Document Type


Publication Date



The Fourth National Climate Assessment (NCA4) provided the most up-to-date understanding of climate change and its effects on the Earth system and on consequences for the United States, including impacts and associated risks, along with approaches to coping with these effects. It is intended to provide guidance to decision-makers in governmental sectors while, in practice, providing guidance for nongovernmental actors. Its regional and topical chapters highlight current knowledge, uncertainties, gaps in knowledge, and emerging threats. The current knowledge and gaps can help set a research agenda to inform future national, regional, and local climate assessments and thereby support better decision-making. The evolution of the assessment, including greater diversity in participation, and more grounded research in the Northwest represents a growing and deepening engagement with more diverse participants. This shift emphasizes the importance of diversity, inclusion, and a greater acknowledgment of multiple ways of knowing, including local and Indigenous knowledge. The Northwest chapter reflects the broader shift in framing from NCA3 to NCA4 to better understand how climate impacts pose risks to things of value in each sector or region. It considers climate impacts through five broad ways in which humans relate to the environment: natural resource economy; heritage and quality of life; water, transportation, and infrastructure; health and social systems; and frontline communities. We reflect on the assessment process and identify three recommendations to improve the assessment outcomes and processes: seek new ways to 1) engage diverse authors and stakeholders and 2) value and integrate epistemic plurality and different knowledge systems, and 3) when gaps are identified, promote research or data collection efforts designed to fill those gaps. Done well, the assessment can build support and knowledge to facilitate community action, leading to broader resilience.

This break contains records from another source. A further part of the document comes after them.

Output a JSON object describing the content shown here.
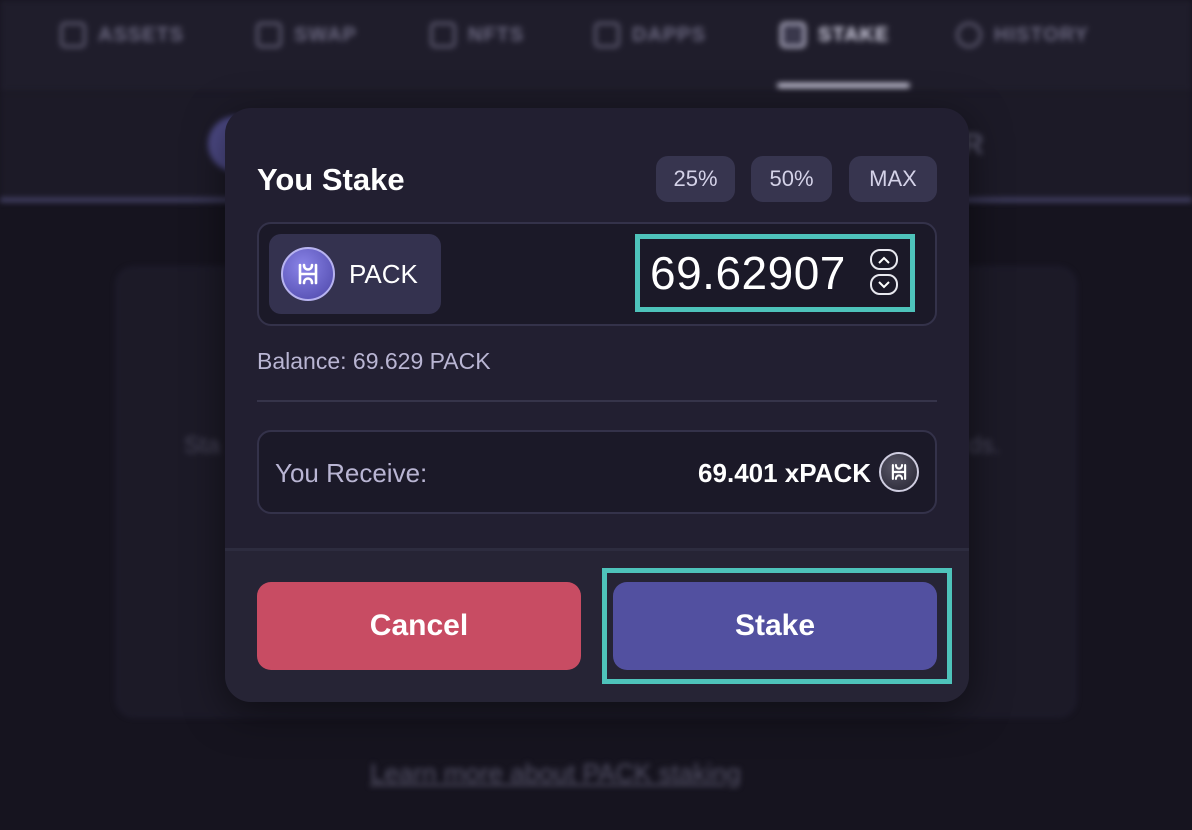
{
  "nav": {
    "items": [
      {
        "label": "ASSETS",
        "icon": "wallet-icon"
      },
      {
        "label": "SWAP",
        "icon": "swap-arrows-icon"
      },
      {
        "label": "NFTS",
        "icon": "grid-icon"
      },
      {
        "label": "DAPPS",
        "icon": "apps-icon"
      },
      {
        "label": "STAKE",
        "icon": "stake-icon",
        "active": true
      },
      {
        "label": "HISTORY",
        "icon": "history-icon"
      }
    ]
  },
  "background": {
    "tab_letter": "R",
    "card_text_left": "Sta",
    "card_text_right": "ds.",
    "learn_link": "Learn more about PACK staking"
  },
  "modal": {
    "title": "You Stake",
    "percent_buttons": [
      "25%",
      "50%",
      "MAX"
    ],
    "token": {
      "name": "PACK",
      "icon": "pack-token-icon"
    },
    "amount": "69.62907",
    "balance": "Balance: 69.629 PACK",
    "receive": {
      "label": "You Receive:",
      "value": "69.401 xPACK",
      "icon": "xpack-token-icon"
    },
    "cancel_label": "Cancel",
    "stake_label": "Stake"
  },
  "colors": {
    "accent_highlight": "#4ec3bb",
    "stake_button": "#5250a0",
    "cancel_button": "#c84c63",
    "modal_bg": "#221f31"
  }
}
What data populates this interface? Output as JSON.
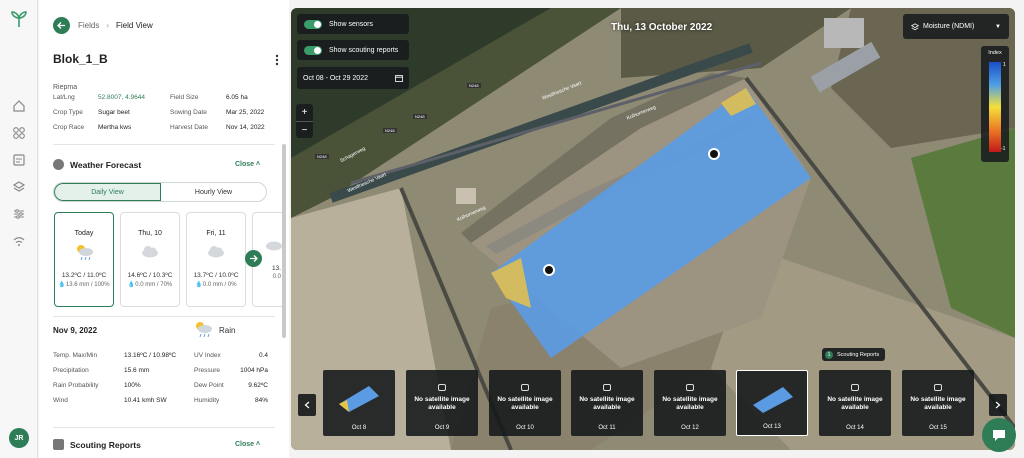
{
  "breadcrumb": {
    "parent": "Fields",
    "current": "Field View"
  },
  "field": {
    "name": "Blok_1_B",
    "owner": "Riepma",
    "latlng_label": "Lat/Lng",
    "latlng_value": "52.8007, 4.9644",
    "field_size_label": "Field Size",
    "field_size_value": "6.05 ha",
    "crop_type_label": "Crop Type",
    "crop_type_value": "Sugar beet",
    "sowing_date_label": "Sowing Date",
    "sowing_date_value": "Mar 25, 2022",
    "crop_race_label": "Crop Race",
    "crop_race_value": "Mertha kws",
    "harvest_date_label": "Harvest Date",
    "harvest_date_value": "Nov 14, 2022"
  },
  "weather": {
    "title": "Weather Forecast",
    "close_label": "Close",
    "daily_view": "Daily View",
    "hourly_view": "Hourly View",
    "cards": [
      {
        "day": "Today",
        "temp": "13.2ºC / 11.0ºC",
        "rain": "13.6 mm / 100%",
        "icon": "sun-rain-icon"
      },
      {
        "day": "Thu, 10",
        "temp": "14.6ºC / 10.3ºC",
        "rain": "0.0 mm / 70%",
        "icon": "cloud-icon"
      },
      {
        "day": "Fri, 11",
        "temp": "13.7ºC / 10.0ºC",
        "rain": "0.0 mm / 0%",
        "icon": "cloud-icon"
      },
      {
        "day": "",
        "temp": "13.",
        "rain": "0.0",
        "icon": "cloud-icon"
      }
    ],
    "detail": {
      "date": "Nov 9, 2022",
      "condition": "Rain",
      "temp_label": "Temp. Max/Min",
      "temp_value": "13.16ºC / 10.98ºC",
      "precip_label": "Precipitation",
      "precip_value": "15.6 mm",
      "rain_prob_label": "Rain Probability",
      "rain_prob_value": "100%",
      "wind_label": "Wind",
      "wind_value": "10.41 kmh SW",
      "uv_label": "UV Index",
      "uv_value": "0.4",
      "pressure_label": "Pressure",
      "pressure_value": "1004 hPa",
      "dew_label": "Dew Point",
      "dew_value": "9.62ºC",
      "humidity_label": "Humidity",
      "humidity_value": "84%"
    }
  },
  "scouting": {
    "title": "Scouting Reports",
    "close_label": "Close"
  },
  "user": {
    "initials": "JR"
  },
  "map": {
    "show_sensors": "Show sensors",
    "show_scouting": "Show scouting reports",
    "date_range": "Oct 08 - Oct 29 2022",
    "date": "Thu, 13 October 2022",
    "layer": "Moisture (NDMI)",
    "legend_title": "Index",
    "legend_max": "1",
    "legend_min": "-1",
    "scouting_badge_count": "1",
    "scouting_badge_label": "Scouting Reports",
    "roads": [
      "Westfriesche Vaart",
      "Westfriesche Vaart",
      "Kolhornerweg",
      "Kolhornerweg",
      "Schagerweg",
      "N248",
      "N248",
      "N248",
      "N248"
    ],
    "thumbnails": [
      {
        "date": "Oct 8",
        "available": true,
        "text": ""
      },
      {
        "date": "Oct 9",
        "available": false,
        "text": "No satellite image available"
      },
      {
        "date": "Oct 10",
        "available": false,
        "text": "No satellite image available"
      },
      {
        "date": "Oct 11",
        "available": false,
        "text": "No satellite image available"
      },
      {
        "date": "Oct 12",
        "available": false,
        "text": "No satellite image available"
      },
      {
        "date": "Oct 13",
        "available": true,
        "text": ""
      },
      {
        "date": "Oct 14",
        "available": false,
        "text": "No satellite image available"
      },
      {
        "date": "Oct 15",
        "available": false,
        "text": "No satellite image available"
      }
    ]
  },
  "colors": {
    "accent": "#2e7d57",
    "ndmi_high": "#1a4fc7",
    "ndmi_mid": "#4e9ee6",
    "ndmi_low": "#c21a1a"
  }
}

For a complete list of authors, please see the article.

Copyright Statement

© Copyright 2020 American Meteorological Society (AMS). Permission to use figures, tables, and brief excerpts from this work in scientific and educational works is hereby granted provided that the source is acknowledged. Any use of material in this work that is determined to be "fair use" under Section 107 of the U.S. Copyright Act or that satisfies the conditions specified in Section 108 of the U.S. Copyright Act (17 USC §108) does not require the AMS’s permission. Republication, systematic reproduction, posting in electronic form, such as on a website or in a searchable database, or other uses of this material, except as exempted by the above statement, requires written permission or a license from the AMS. All AMS journals and monograph publications are registered with the Copyright Clearance Center ( Questions about permission to use materials for which AMS holds the copyright can also be directed to Additional details are provided in the AMS Copyright Policy statement, available on the AMS website (